A hydrogen peroxide plant at Rjukan, Norway—some 500 kilometers from Eka Chemicals headquarters—is the most extreme example of this. It runs unmanned at night and is remotely controlled 24 hours per day. What's more, remote management appears to be better management, as levels of plant availability are higher than previously.
What's more, the same capability exists with respect to the remote monitoring and management of processes at customers' plants. Already, says Malmsten, this is resulting in commercial opportunities.
“With the right access to process information, Eka can link chemical usage to process changes and production parameters—adding value through better utilization of equipment and raw materials,” says John Leppiaho, a product manager with GE Fanuc Intelligent Platforms. “In a tight market, Eka Chemicals is leveraging its investment in [GE] Proficy applications to drive value to the bottom line.”
Automation as a platform for intelligent manufacturing
In June, 2007 GE Fanuc Intelligent Platforms celebrated the 20th anniversary of the joint venture between General Electric and FANUC LTD of Japan. A global vendor of CNC solutions, automation hardware and software, and, with some recent acquisitions, embedded systems technology, the company is headquartered in Charlottesville, Va.
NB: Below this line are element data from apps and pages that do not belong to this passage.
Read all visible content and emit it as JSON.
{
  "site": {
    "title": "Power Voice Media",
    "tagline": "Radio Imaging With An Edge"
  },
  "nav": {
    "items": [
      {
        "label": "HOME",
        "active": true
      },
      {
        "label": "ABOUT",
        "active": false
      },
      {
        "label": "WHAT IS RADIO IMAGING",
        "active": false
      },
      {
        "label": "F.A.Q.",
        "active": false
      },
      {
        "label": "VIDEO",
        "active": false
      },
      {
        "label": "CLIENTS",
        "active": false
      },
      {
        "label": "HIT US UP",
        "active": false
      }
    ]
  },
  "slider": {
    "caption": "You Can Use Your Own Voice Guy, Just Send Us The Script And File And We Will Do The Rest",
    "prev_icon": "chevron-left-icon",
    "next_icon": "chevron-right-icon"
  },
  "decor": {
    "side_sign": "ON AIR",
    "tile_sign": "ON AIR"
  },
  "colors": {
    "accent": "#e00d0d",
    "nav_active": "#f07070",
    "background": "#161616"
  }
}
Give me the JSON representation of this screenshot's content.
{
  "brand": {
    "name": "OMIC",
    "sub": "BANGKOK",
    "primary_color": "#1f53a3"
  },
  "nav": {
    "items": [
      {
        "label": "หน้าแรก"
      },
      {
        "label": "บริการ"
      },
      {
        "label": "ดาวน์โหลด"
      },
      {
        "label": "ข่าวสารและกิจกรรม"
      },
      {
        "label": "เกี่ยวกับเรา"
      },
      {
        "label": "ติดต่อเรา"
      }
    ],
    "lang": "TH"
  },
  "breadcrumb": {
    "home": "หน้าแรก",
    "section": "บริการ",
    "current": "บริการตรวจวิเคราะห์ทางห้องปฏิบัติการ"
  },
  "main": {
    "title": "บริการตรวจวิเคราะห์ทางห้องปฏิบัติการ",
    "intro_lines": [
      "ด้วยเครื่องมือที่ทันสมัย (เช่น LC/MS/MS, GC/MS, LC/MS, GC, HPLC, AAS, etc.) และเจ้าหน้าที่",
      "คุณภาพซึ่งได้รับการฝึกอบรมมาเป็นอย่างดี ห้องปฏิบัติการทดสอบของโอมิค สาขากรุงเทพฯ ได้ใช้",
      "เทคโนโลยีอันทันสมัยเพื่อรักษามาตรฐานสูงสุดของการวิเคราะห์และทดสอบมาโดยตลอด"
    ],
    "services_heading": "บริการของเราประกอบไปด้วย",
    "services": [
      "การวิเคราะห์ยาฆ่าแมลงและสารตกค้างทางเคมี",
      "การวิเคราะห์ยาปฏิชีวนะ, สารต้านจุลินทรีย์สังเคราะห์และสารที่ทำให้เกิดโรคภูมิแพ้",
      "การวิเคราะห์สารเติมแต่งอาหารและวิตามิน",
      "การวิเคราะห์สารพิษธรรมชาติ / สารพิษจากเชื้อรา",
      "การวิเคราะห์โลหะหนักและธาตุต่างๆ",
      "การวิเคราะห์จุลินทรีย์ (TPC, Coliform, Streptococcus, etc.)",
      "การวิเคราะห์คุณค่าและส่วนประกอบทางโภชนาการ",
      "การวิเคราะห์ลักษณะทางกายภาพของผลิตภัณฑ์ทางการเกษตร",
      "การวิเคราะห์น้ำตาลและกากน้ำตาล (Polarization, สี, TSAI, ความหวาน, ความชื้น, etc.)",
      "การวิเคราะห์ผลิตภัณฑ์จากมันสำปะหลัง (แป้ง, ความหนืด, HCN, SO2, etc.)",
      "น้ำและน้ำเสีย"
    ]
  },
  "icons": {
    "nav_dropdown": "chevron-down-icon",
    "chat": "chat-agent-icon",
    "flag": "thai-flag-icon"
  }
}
Proficy HMI/SCADA iFIX provides comprehensive monitoring, control, and data management of industrial processes. Its latest version, iFIX 4.5, includes improved object, or dynamo, technology; the ability to open multiple display instances; and support for 200 clients connected to one supervisory control node.
GE Fanuc production management software has “powered by NetWeaver” certification, demonstrating the company's commitment to integrating with SAP applications to enable business initiatives including Lean Six Sigma, regulatory compliance, and performance optimization.
Its enterprise manufacturing intelligence solution includes the GE Fanuc Proficy Historian and Proficy Real-time information portal applications. The historian is a data repository for real-time plant-floor information. The information portal aggregates and disseminates data from multiple disparate back-end sources and securely delivers personalized views for roles-based users.
Case Study Database
Get more exposure for your case study by uploading it to the Plant Engineering case study database, where end-users can identify relevant solutions and explore what the experts are doing to effectively implement a variety of technology and productivity related projects.
These case studies provide examples of how knowledgeable solution providers have used technology, processes and people to create effective and successful implementations in real-world situations. Case studies can be completed by filling out a simple online form where you can outline the project title, abstract, and full story in 1500 words or less; upload photos, videos and a logo.
Click here to visit the Case Study Database and upload your case study.
Annual Salary Survey
In a year when manufacturing continued to lead the economic rebound, it makes sense that plant manager bonuses rebounded. Plant Engineering’s annual Salary Survey shows both wages and bonuses rose in 2012 after a retreat the year before.
Average salary across all job titles for plant floor management rose 3.5% to $95,446, and bonus compensation jumped to $15,162, a 4.2% increase from the 2010 level and double the 2011 total, which showed a sharp drop in bonus.